Every animator has their own method. Some go into a dark corner and act out their shot, filming themselves in action. Others imagine it in their head, planning the motion. Others use stock reference from YouTube or elsewhere. Many use small thumbnail sketches to plan out their work. In fact, as it turns out, most animators use a combination of these methods.

Here's a link to an excellent webpage by Pixar animator Carlos Baena on how he planned out a beautiful shot from The Incredibles. I particularly like the part where he says: "this is work that I want to be as good as possible for years to come". It's a big responsibility, working on a Pixar movie.



(Editor's Note: For more secrets of animation planning, check out this blog post from June where we explore how Glen Keane uses animation thumbnails to plan out a shot)

Tuesday, August 20, 2013

Contre temps

I am so behind on emails...
I found this in my inbox and it's the
prettiest thing I have seen in a long time...


Graduation movie Contre Temps. Directed in 2012 at Supinfocom Arles, the film is now available here :  It was notably selected at the Annecy International Animated Film Festival and at the Siggraph 2013.  :

Contre Temps Team

Jérémi Boutelet : Clergue, : Ménard : Perrin :ël Megherbi : Veber :

Animation Addicts: Applying Human Reference to Quadrupeds

Tal Shwarzman over at Animation Addicts shares with us his workflow when it relates to using Human Reference to get a performance out of quadrupeds, in this case a cat. Some great insight to some animation workflows from one of his iAnimate demos.

A few short minuets edited from one of my Q&A's at iAnimate that was dealing in taking human reference and applying it to a quadruped.

Head over to Animation Addicts to find for great stuff!

Monday, August 19, 2013


awww, chillie...

Now that Frozen´s done

Here is my latest pass on Matilda stuff!  These past few months, I´ve been showing work to artists here and been incorporating their feedback.

I drew this and it made me think of Liz Lemon.

In other news, now that Frozen has wrapped up animation,  I´ll be taking off for Spain and Paris for two weeks.  When I come back, I´ll be getting to do some design work for one of our upcoming films.
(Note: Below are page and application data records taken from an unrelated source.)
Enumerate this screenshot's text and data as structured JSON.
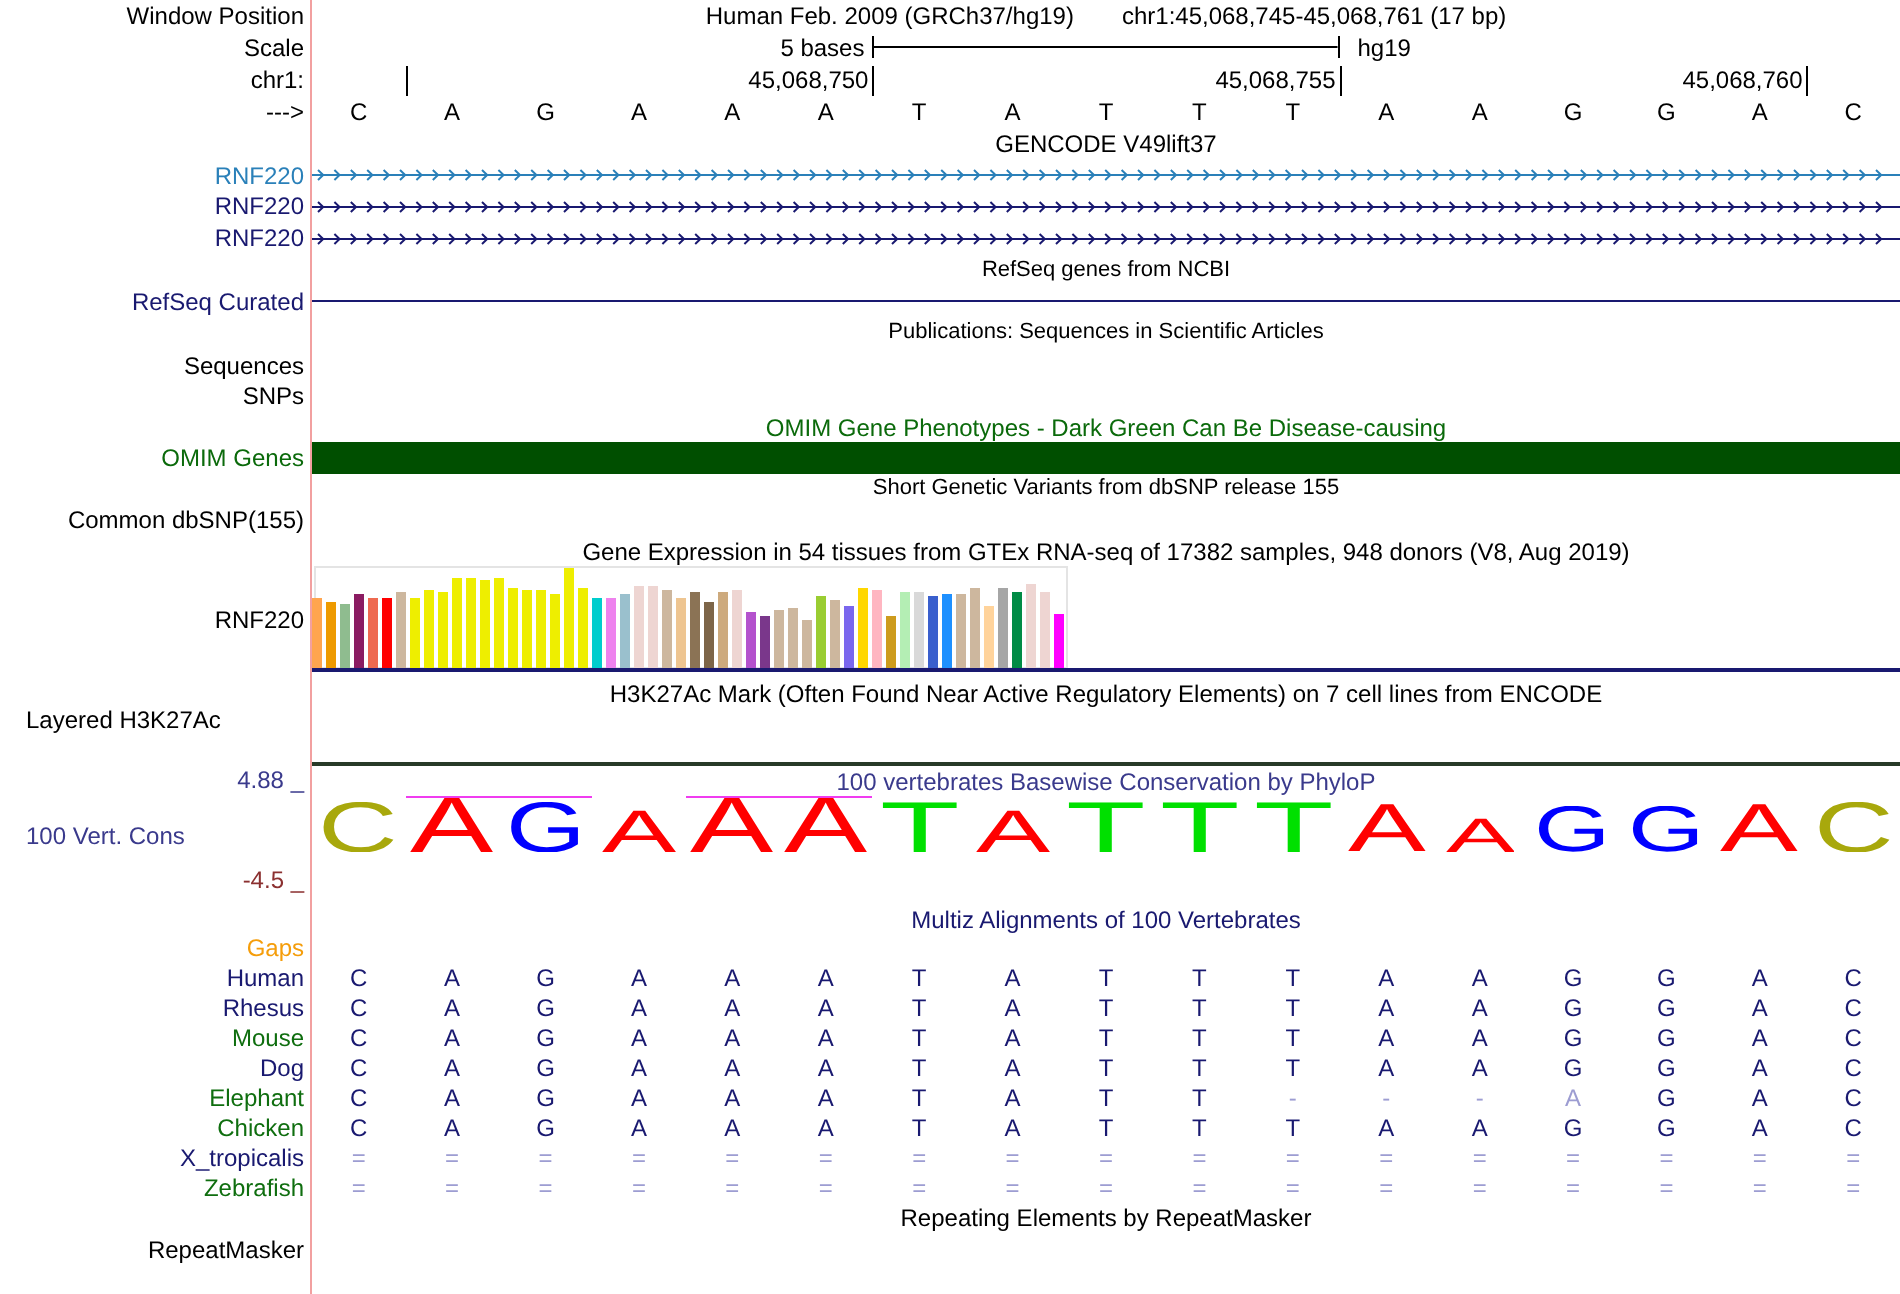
{
  "header": {
    "window_position": {
      "label": "Window Position",
      "assembly": "Human Feb. 2009 (GRCh37/hg19)",
      "range": "chr1:45,068,745-45,068,761 (17 bp)"
    },
    "scale": {
      "label": "Scale",
      "length": "5 bases",
      "assembly": "hg19"
    },
    "coordinates": {
      "label": "chr1:",
      "ticks": [
        "45,068,750",
        "45,068,755",
        "45,068,760"
      ]
    },
    "sequence": {
      "label": "--->",
      "bases": [
        "C",
        "A",
        "G",
        "A",
        "A",
        "A",
        "T",
        "A",
        "T",
        "T",
        "T",
        "A",
        "A",
        "G",
        "G",
        "A",
        "C"
      ]
    }
  },
  "tracks": [
    {
      "kind": "genes",
      "title": "GENCODE V49lift37",
      "rows": [
        {
          "label": "RNF220",
          "color": "#2a80b9"
        },
        {
          "label": "RNF220",
          "color": "#191970"
        },
        {
          "label": "RNF220",
          "color": "#191970"
        }
      ]
    },
    {
      "kind": "gene_line",
      "title": "RefSeq genes from NCBI",
      "label": "RefSeq Curated"
    },
    {
      "kind": "label_list",
      "title": "Publications: Sequences in Scientific Articles",
      "labels": [
        "Sequences",
        "SNPs"
      ]
    },
    {
      "kind": "bar",
      "title": "OMIM Gene Phenotypes - Dark Green Can Be Disease-causing",
      "label": "OMIM Genes"
    },
    {
      "kind": "variants",
      "title": "Short Genetic Variants from dbSNP release 155",
      "label": "Common dbSNP(155)"
    },
    {
      "kind": "expression",
      "title": "Gene Expression in 54 tissues from GTEx RNA-seq of 17382 samples, 948 donors (V8, Aug 2019)",
      "label": "RNF220"
    },
    {
      "kind": "layered",
      "title": "H3K27Ac Mark (Often Found Near Active Regulatory Elements) on 7 cell lines from ENCODE",
      "label": "Layered H3K27Ac"
    },
    {
      "kind": "conservation",
      "title": "100 vertebrates Basewise Conservation by PhyloP",
      "label": "100 Vert. Cons",
      "axis_top": "4.88 _",
      "axis_bottom": "-4.5 _",
      "letters": [
        {
          "base": "C",
          "color": "#a8a80c",
          "overline": false
        },
        {
          "base": "A",
          "color": "#ff0000",
          "overline": true
        },
        {
          "base": "G",
          "color": "#0000ff",
          "overline": true
        },
        {
          "base": "A",
          "color": "#ff0000",
          "overline": false
        },
        {
          "base": "A",
          "color": "#ff0000",
          "overline": true
        },
        {
          "base": "A",
          "color": "#ff0000",
          "overline": true
        },
        {
          "base": "T",
          "color": "#00e000",
          "overline": false
        },
        {
          "base": "A",
          "color": "#ff0000",
          "overline": false
        },
        {
          "base": "T",
          "color": "#00e000",
          "overline": false
        },
        {
          "base": "T",
          "color": "#00e000",
          "overline": false
        },
        {
          "base": "T",
          "color": "#00e000",
          "overline": false
        },
        {
          "base": "A",
          "color": "#ff0000",
          "overline": false
        },
        {
          "base": "A",
          "color": "#ff0000",
          "overline": false
        },
        {
          "base": "G",
          "color": "#0000ff",
          "overline": false
        },
        {
          "base": "G",
          "color": "#0000ff",
          "overline": false
        },
        {
          "base": "A",
          "color": "#ff0000",
          "overline": false
        },
        {
          "base": "C",
          "color": "#a8a80c",
          "overline": false
        }
      ]
    },
    {
      "kind": "alignment",
      "title": "Multiz Alignments of 100 Vertebrates",
      "gaps_label": "Gaps",
      "species": [
        {
          "name": "Human",
          "color": "#191970",
          "bases": [
            "C",
            "A",
            "G",
            "A",
            "A",
            "A",
            "T",
            "A",
            "T",
            "T",
            "T",
            "A",
            "A",
            "G",
            "G",
            "A",
            "C"
          ],
          "faint": [
            false,
            false,
            false,
            false,
            false,
            false,
            false,
            false,
            false,
            false,
            false,
            false,
            false,
            false,
            false,
            false,
            false
          ]
        },
        {
          "name": "Rhesus",
          "color": "#191970",
          "bases": [
            "C",
            "A",
            "G",
            "A",
            "A",
            "A",
            "T",
            "A",
            "T",
            "T",
            "T",
            "A",
            "A",
            "G",
            "G",
            "A",
            "C"
          ],
          "faint": [
            false,
            false,
            false,
            false,
            false,
            false,
            false,
            false,
            false,
            false,
            false,
            false,
            false,
            false,
            false,
            false,
            false
          ]
        },
        {
          "name": "Mouse",
          "color": "#0f6e0f",
          "bases": [
            "C",
            "A",
            "G",
            "A",
            "A",
            "A",
            "T",
            "A",
            "T",
            "T",
            "T",
            "A",
            "A",
            "G",
            "G",
            "A",
            "C"
          ],
          "faint": [
            false,
            false,
            false,
            false,
            false,
            false,
            false,
            false,
            false,
            false,
            false,
            false,
            false,
            false,
            false,
            false,
            false
          ]
        },
        {
          "name": "Dog",
          "color": "#191970",
          "bases": [
            "C",
            "A",
            "G",
            "A",
            "A",
            "A",
            "T",
            "A",
            "T",
            "T",
            "T",
            "A",
            "A",
            "G",
            "G",
            "A",
            "C"
          ],
          "faint": [
            false,
            false,
            false,
            false,
            false,
            false,
            false,
            false,
            false,
            false,
            false,
            false,
            false,
            false,
            false,
            false,
            false
          ]
        },
        {
          "name": "Elephant",
          "color": "#0f6e0f",
          "bases": [
            "C",
            "A",
            "G",
            "A",
            "A",
            "A",
            "T",
            "A",
            "T",
            "T",
            "-",
            "-",
            "-",
            "A",
            "G",
            "A",
            "C"
          ],
          "faint": [
            false,
            false,
            false,
            false,
            false,
            false,
            false,
            false,
            false,
            false,
            true,
            true,
            true,
            true,
            false,
            false,
            false
          ]
        },
        {
          "name": "Chicken",
          "color": "#0f6e0f",
          "bases": [
            "C",
            "A",
            "G",
            "A",
            "A",
            "A",
            "T",
            "A",
            "T",
            "T",
            "T",
            "A",
            "A",
            "G",
            "G",
            "A",
            "C"
          ],
          "faint": [
            false,
            false,
            false,
            false,
            false,
            false,
            false,
            false,
            false,
            false,
            false,
            false,
            false,
            false,
            false,
            false,
            false
          ]
        },
        {
          "name": "X_tropicalis",
          "color": "#191970",
          "bases": [
            "=",
            "=",
            "=",
            "=",
            "=",
            "=",
            "=",
            "=",
            "=",
            "=",
            "=",
            "=",
            "=",
            "=",
            "=",
            "=",
            "="
          ],
          "faint": [
            true,
            true,
            true,
            true,
            true,
            true,
            true,
            true,
            true,
            true,
            true,
            true,
            true,
            true,
            true,
            true,
            true
          ]
        },
        {
          "name": "Zebrafish",
          "color": "#0f6e0f",
          "bases": [
            "=",
            "=",
            "=",
            "=",
            "=",
            "=",
            "=",
            "=",
            "=",
            "=",
            "=",
            "=",
            "=",
            "=",
            "=",
            "=",
            "="
          ],
          "faint": [
            true,
            true,
            true,
            true,
            true,
            true,
            true,
            true,
            true,
            true,
            true,
            true,
            true,
            true,
            true,
            true,
            true
          ]
        }
      ]
    },
    {
      "kind": "repeats",
      "title": "Repeating Elements by RepeatMasker",
      "label": "RepeatMasker"
    }
  ]
}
Exciting stuff is happening!  

One last thing is that I´ll have a booth at CTN this year with Katia Grifols!  Hope to see you there.  Take care everyone!

Frozen Animation Crew